I had a great lead up, managing to get through months of training without injury, and a win at Busso 70.3 a month before was a nice last minute confidence boost. I’d been self-coaching and writing my own plan in training peaks since 70.3 Worlds in September last year. I’d taken all the valuable expertise I’d learnt from coach Alvin and adapted it to the long and slow race that is IM. The full distance presented a whole new challenge in pacing and reigning in the ego and I was excited and a little nervous to see how I’d go for my first one.
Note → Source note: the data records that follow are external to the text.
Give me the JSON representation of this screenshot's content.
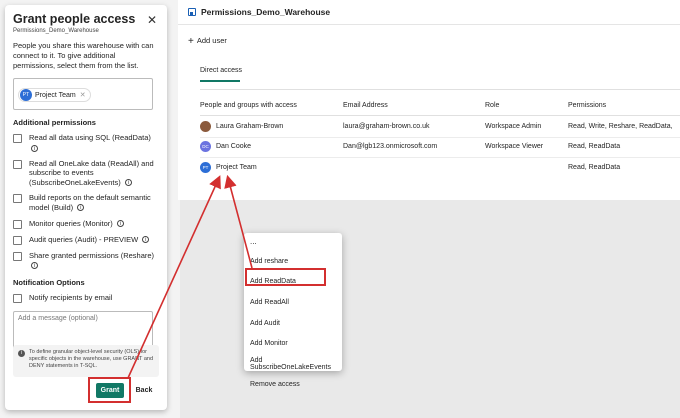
{
  "dialog": {
    "title": "Grant people access",
    "subtitle": "Permissions_Demo_Warehouse",
    "description": "People you share this warehouse with can connect to it. To give additional permissions, select them from the list.",
    "chip_label": "Project Team",
    "chip_initials": "PT",
    "additional_heading": "Additional permissions",
    "permissions": [
      "Read all data using SQL (ReadData)",
      "Read all OneLake data (ReadAll) and subscribe to events (SubscribeOneLakeEvents)",
      "Build reports on the default semantic model (Build)",
      "Monitor queries (Monitor)",
      "Audit queries (Audit) - PREVIEW",
      "Share granted permissions (Reshare)"
    ],
    "notification_heading": "Notification Options",
    "notify_label": "Notify recipients by email",
    "message_placeholder": "Add a message (optional)",
    "note": "To define granular object-level security (OLS) for specific objects in the warehouse, use GRANT and DENY statements in T-SQL.",
    "grant_label": "Grant",
    "back_label": "Back"
  },
  "page": {
    "title": "Permissions_Demo_Warehouse",
    "add_user_label": "Add user",
    "tab_label": "Direct access",
    "columns": [
      "People and groups with access",
      "Email Address",
      "Role",
      "Permissions"
    ],
    "rows": [
      {
        "name": "Laura Graham-Brown",
        "initials": "",
        "email": "laura@graham-brown.co.uk",
        "role": "Workspace Admin",
        "permissions": "Read, Write, Reshare, ReadData,"
      },
      {
        "name": "Dan Cooke",
        "initials": "DC",
        "email": "Dan@lgb123.onmicrosoft.com",
        "role": "Workspace Viewer",
        "permissions": "Read, ReadData"
      },
      {
        "name": "Project Team",
        "initials": "PT",
        "email": "",
        "role": "",
        "permissions": "Read, ReadData"
      }
    ]
  },
  "menu": {
    "dots": "...",
    "items": [
      "Add reshare",
      "Add ReadData",
      "Add ReadAll",
      "Add Audit",
      "Add Monitor",
      "Add SubscribeOneLakeEvents",
      "Remove access"
    ]
  },
  "colors": {
    "accent": "#117865",
    "highlight": "#d32f2f",
    "avatar_blue": "#2c6ed6"
  }
}
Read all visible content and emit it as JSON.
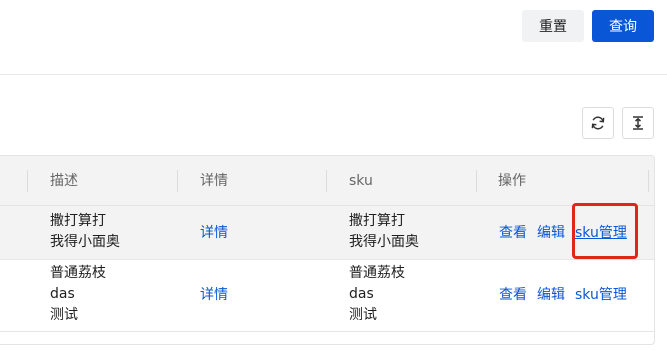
{
  "toolbar": {
    "reset_label": "重置",
    "query_label": "查询"
  },
  "table": {
    "columns": [
      "描述",
      "详情",
      "sku",
      "操作"
    ],
    "rows": [
      {
        "description": [
          "撒打算打",
          "我得小面奥"
        ],
        "detail": "详情",
        "sku": [
          "撒打算打",
          "我得小面奥"
        ],
        "actions": [
          "查看",
          "编辑",
          "sku管理"
        ]
      },
      {
        "description": [
          "普通荔枝",
          "das",
          "测试"
        ],
        "detail": "详情",
        "sku": [
          "普通荔枝",
          "das",
          "测试"
        ],
        "actions": [
          "查看",
          "编辑",
          "sku管理"
        ]
      }
    ]
  },
  "colors": {
    "primary": "#0957d6",
    "highlight": "#e0251b"
  },
  "icons": [
    "refresh-icon",
    "row-height-icon"
  ]
}
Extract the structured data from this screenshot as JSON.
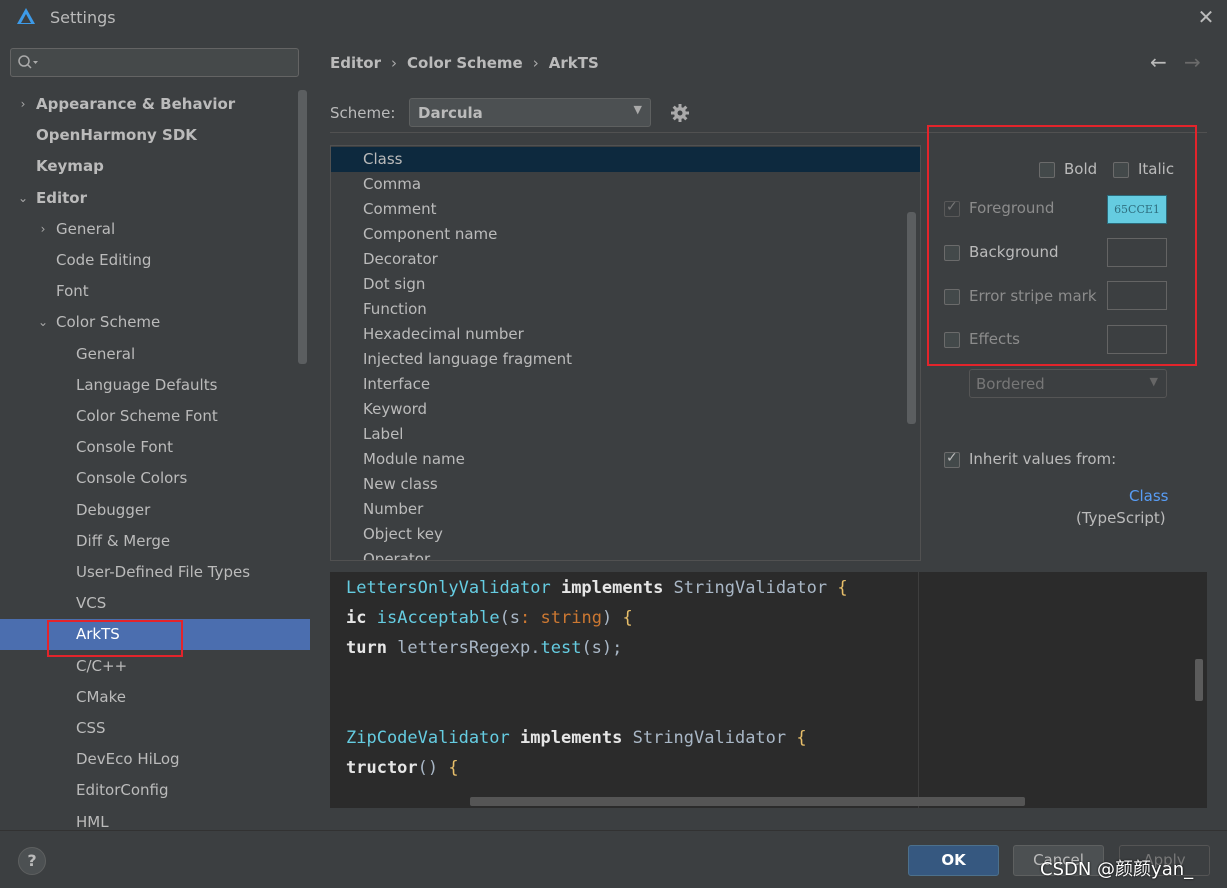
{
  "window": {
    "title": "Settings",
    "close_glyph": "✕"
  },
  "sidebar": {
    "search": {
      "value": "",
      "placeholder": ""
    },
    "items": [
      {
        "label": "Appearance & Behavior",
        "arrow": "›"
      },
      {
        "label": "OpenHarmony SDK",
        "arrow": ""
      },
      {
        "label": "Keymap",
        "arrow": ""
      },
      {
        "label": "Editor",
        "arrow": "⌄"
      },
      {
        "label": "General",
        "arrow": "›"
      },
      {
        "label": "Code Editing",
        "arrow": ""
      },
      {
        "label": "Font",
        "arrow": ""
      },
      {
        "label": "Color Scheme",
        "arrow": "⌄"
      },
      {
        "label": "General",
        "arrow": ""
      },
      {
        "label": "Language Defaults",
        "arrow": ""
      },
      {
        "label": "Color Scheme Font",
        "arrow": ""
      },
      {
        "label": "Console Font",
        "arrow": ""
      },
      {
        "label": "Console Colors",
        "arrow": ""
      },
      {
        "label": "Debugger",
        "arrow": ""
      },
      {
        "label": "Diff & Merge",
        "arrow": ""
      },
      {
        "label": "User-Defined File Types",
        "arrow": ""
      },
      {
        "label": "VCS",
        "arrow": ""
      },
      {
        "label": "ArkTS",
        "arrow": ""
      },
      {
        "label": "C/C++",
        "arrow": ""
      },
      {
        "label": "CMake",
        "arrow": ""
      },
      {
        "label": "CSS",
        "arrow": ""
      },
      {
        "label": "DevEco HiLog",
        "arrow": ""
      },
      {
        "label": "EditorConfig",
        "arrow": ""
      },
      {
        "label": "HML",
        "arrow": ""
      }
    ],
    "selected_item": "ArkTS"
  },
  "breadcrumb": {
    "items": [
      "Editor",
      "Color Scheme",
      "ArkTS"
    ],
    "separator": "›"
  },
  "nav": {
    "back_glyph": "←",
    "forward_glyph": "→"
  },
  "scheme": {
    "label": "Scheme:",
    "value": "Darcula",
    "caret": "▼"
  },
  "element_list": {
    "items": [
      "Class",
      "Comma",
      "Comment",
      "Component name",
      "Decorator",
      "Dot sign",
      "Function",
      "Hexadecimal number",
      "Injected language fragment",
      "Interface",
      "Keyword",
      "Label",
      "Module name",
      "New class",
      "Number",
      "Object key",
      "Operator"
    ],
    "selected": "Class"
  },
  "attributes": {
    "bold": {
      "label": "Bold",
      "checked": false
    },
    "italic": {
      "label": "Italic",
      "checked": false
    },
    "foreground": {
      "label": "Foreground",
      "checked": true,
      "color_text": "65CCE1",
      "color": "#65cce1"
    },
    "background": {
      "label": "Background",
      "checked": false
    },
    "error_stripe": {
      "label": "Error stripe mark",
      "checked": false
    },
    "effects": {
      "label": "Effects",
      "checked": false,
      "style": "Bordered",
      "caret": "▼"
    },
    "inherit": {
      "label": "Inherit values from:",
      "checked": true,
      "link": "Class",
      "source": "(TypeScript)"
    }
  },
  "preview": {
    "lines": [
      [
        [
          "cls",
          "LettersOnlyValidator"
        ],
        [
          "pl",
          " "
        ],
        [
          "kk",
          "implements"
        ],
        [
          "pl",
          " StringValidator "
        ],
        [
          "br",
          "{"
        ]
      ],
      [
        [
          "kk",
          "ic"
        ],
        [
          "pl",
          " "
        ],
        [
          "fn",
          "isAcceptable"
        ],
        [
          "pl",
          "(s"
        ],
        [
          "kw",
          ":"
        ],
        [
          "pl",
          " "
        ],
        [
          "kw",
          "string"
        ],
        [
          "pl",
          ") "
        ],
        [
          "br",
          "{"
        ]
      ],
      [
        [
          "kk",
          "turn"
        ],
        [
          "pl",
          " lettersRegexp."
        ],
        [
          "fn",
          "test"
        ],
        [
          "pl",
          "(s);"
        ]
      ],
      [],
      [],
      [
        [
          "cls",
          "ZipCodeValidator"
        ],
        [
          "pl",
          " "
        ],
        [
          "kk",
          "implements"
        ],
        [
          "pl",
          " StringValidator "
        ],
        [
          "br",
          "{"
        ]
      ],
      [
        [
          "kk",
          "tructor"
        ],
        [
          "pl",
          "() "
        ],
        [
          "br",
          "{"
        ]
      ]
    ]
  },
  "buttons": {
    "ok": "OK",
    "cancel": "Cancel",
    "apply": "Apply",
    "help": "?"
  },
  "watermark": "CSDN @颜颜yan_",
  "colors": {
    "accent": "#4b6eaf",
    "highlight_box": "#e3242b",
    "link": "#589df6",
    "ok": "#365880"
  }
}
A rolling start meant I would never know where my competition would be but also that I could never give up. My race plan was to be super conservative in the swim and on the bike as I’d never run a marathon before and had no idea how the body would hold up. The swim was tough and choppy but I actually quite enjoyed it and somehow managed 8th female overall out of the water. I settled in for the long haul on the 180km of awesome undulating bike course. Many times I had to let people go when they raced past me up the hills but I held my nerve and held my power, and just hoped I’d see them again on the run! While I was generally really comfortable for the whole bike leg, I’ve never been so pleased to start the most daunting part of the day….
I had a smile on my face for the whole first run lap, and I felt awesome. My biggest challenge at that point was to run slower! On the second lap I reached the ‘great unknown’ having never run more than 28km before. I tried to not focus on this and just worked on ticking off each km at a time. I could feel some tightness creeping into both quads and I started to worry I was heading towards a double leg cramp! This was when I started walking a few aid stations and hitting up the watermelon and electrolytes, and had a shot of some foul tasting but potentially effective ‘crampfix’. The tightness and pain never went away but the cramps didn’t eventuate either so I think it might have done its job. I started hanging out to see Aaron as my high spirits were slipping. When I saw him out there battling his head-cold and his demons I knew he wasn’t going to execute the race he was capable of, and it was up to me to do it for the team. It was a relief to pick up the third and final lap band, but they were such long laps! I was buoyed by the idea that I was coming to the end of the day, and as the sky got dark and I knew I was going to get it done. With 4km to go, I hit the final turn and was heading for home. I picked up the pace a little to finish it off.
This was my biggest surprise of the day. My lowest point in 10hours – where I hit a rock hard brick wall – was at the 40km mark. I literally had nothing left. I expected the last 2km to be the most amazing experience, but I was done! So it was sheer relief that I finally dragged myself onto the carpet and down the finish chute!
On reflection, I’m not disappointed that I didn’t get to have the most energetic finish line celebration because I think I nailed my pacing. I didn’t want to hit the wall at the 20km mark, and I didn’t want to leave anything in the tank. Despite hitting rock bottom, I had managed to hang on to my pace for dear life. Remember how I said never give up in a rolling start? Seven seconds was what separated me and the next girl. I’d caught her at km 41. So my final lesson of the day was that you have to just keep pushing because anything can happen in an Ironman!
Cairns this year was near perfect conditions other than the chop in the swim and a bit of a headwind back into town. It was overcast, so not hot, and humidity was low. The scenery and spectator support were unlike any race I’ve ever done. I loved the rolling hills and winding roads of the bike course. I’d definitely recommend this for a racecation!
Finally, the numbers:
Swim – 1 hr 00 min 13 sec
Bike – 5 hrs 33 mins
Run – 3 hrs 47 mins
Overall – 10 hrs 28 mins 47 secs
3rd in Age Group; 26th Female; Qualified for Kona
And no, I didn’t take my Kona spot. That can be a challenge for another year!